"The least we can do is try to be there."
That's what Annie Dillard counsels in her 1974 book, Pilgrim at Tinker Creek, when it comes to what we do about the fact that “beauty and grace are performed whether or not we will or sense them.”
It's tucked under the heading Heaven and Earth in Jest — a bewitching chapter title that qualifies as a 1970s analog version of clickbait. Minus unscrupulous trickery to snag your email address.
I scored a dreamy, old, dog-eared, and fragile-faded-pages first edition copy of the book for under $2 online. There's romance in well worn used books, especially library gems with those manila pocket inserts into which hand-stamped due date cards sit frozen in pre-Kindle era time.
It's the finest winter mindfulness reading investment I've made in years.
Few writers in my lifetime rise to the Thoreau-like heights of Dillard when it comes to chronicling the value of undistracted observation. The art of being curious and attentive to what's happening, while it's happening.

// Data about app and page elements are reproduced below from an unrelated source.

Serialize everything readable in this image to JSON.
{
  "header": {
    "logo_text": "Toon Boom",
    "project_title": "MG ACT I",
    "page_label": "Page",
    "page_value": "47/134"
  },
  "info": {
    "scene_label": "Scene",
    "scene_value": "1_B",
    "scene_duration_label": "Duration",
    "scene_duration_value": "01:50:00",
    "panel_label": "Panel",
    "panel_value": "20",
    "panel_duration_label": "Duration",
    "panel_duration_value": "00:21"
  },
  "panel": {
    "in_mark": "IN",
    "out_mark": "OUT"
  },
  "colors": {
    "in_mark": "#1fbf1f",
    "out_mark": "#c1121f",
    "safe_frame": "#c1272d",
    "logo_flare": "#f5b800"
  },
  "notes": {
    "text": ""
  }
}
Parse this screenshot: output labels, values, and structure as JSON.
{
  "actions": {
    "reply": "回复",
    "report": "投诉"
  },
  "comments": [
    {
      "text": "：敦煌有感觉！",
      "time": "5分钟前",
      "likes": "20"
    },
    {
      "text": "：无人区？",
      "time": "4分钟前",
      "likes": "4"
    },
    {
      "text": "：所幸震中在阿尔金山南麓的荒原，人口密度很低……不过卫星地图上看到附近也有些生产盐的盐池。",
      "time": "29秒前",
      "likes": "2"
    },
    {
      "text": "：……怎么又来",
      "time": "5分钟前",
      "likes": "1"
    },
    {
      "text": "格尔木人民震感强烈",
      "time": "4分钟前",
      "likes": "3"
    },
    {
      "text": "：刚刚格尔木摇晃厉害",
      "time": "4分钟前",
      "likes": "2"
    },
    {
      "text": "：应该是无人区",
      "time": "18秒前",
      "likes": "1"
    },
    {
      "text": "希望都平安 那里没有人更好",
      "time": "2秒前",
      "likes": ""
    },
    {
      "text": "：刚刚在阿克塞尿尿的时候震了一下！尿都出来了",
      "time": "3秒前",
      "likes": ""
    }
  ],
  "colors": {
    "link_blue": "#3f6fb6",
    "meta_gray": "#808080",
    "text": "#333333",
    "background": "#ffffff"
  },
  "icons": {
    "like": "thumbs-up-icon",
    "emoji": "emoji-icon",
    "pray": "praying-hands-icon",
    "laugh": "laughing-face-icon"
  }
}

With 2017 in our rearview mirror, more than a few of us find ourselves back in the unwelcome terrain of feeling crushed by alarming headlines while jostling around figuring out how to take it in. Is there a way to stay responsibly informed and take appropriate action without sacrificing full custody of our nervous systems?
Dillard's chronicle of a full year of close observation of a small Virginia waterway overflows with clues.
When we cultivate the skill of awe, every moment is an opportunity to refresh our experience of grace. We make more intelligent decisions from that headspace. Take a look out your window right now. That particular swatch of color with that angle and quality of light won't come around again.
The least you can try and do is be there for it.
We'd do well to devote at least a fraction of the time and energy we put into scrolling media feeds into present moment acknowledgment of the non-virtual landscape.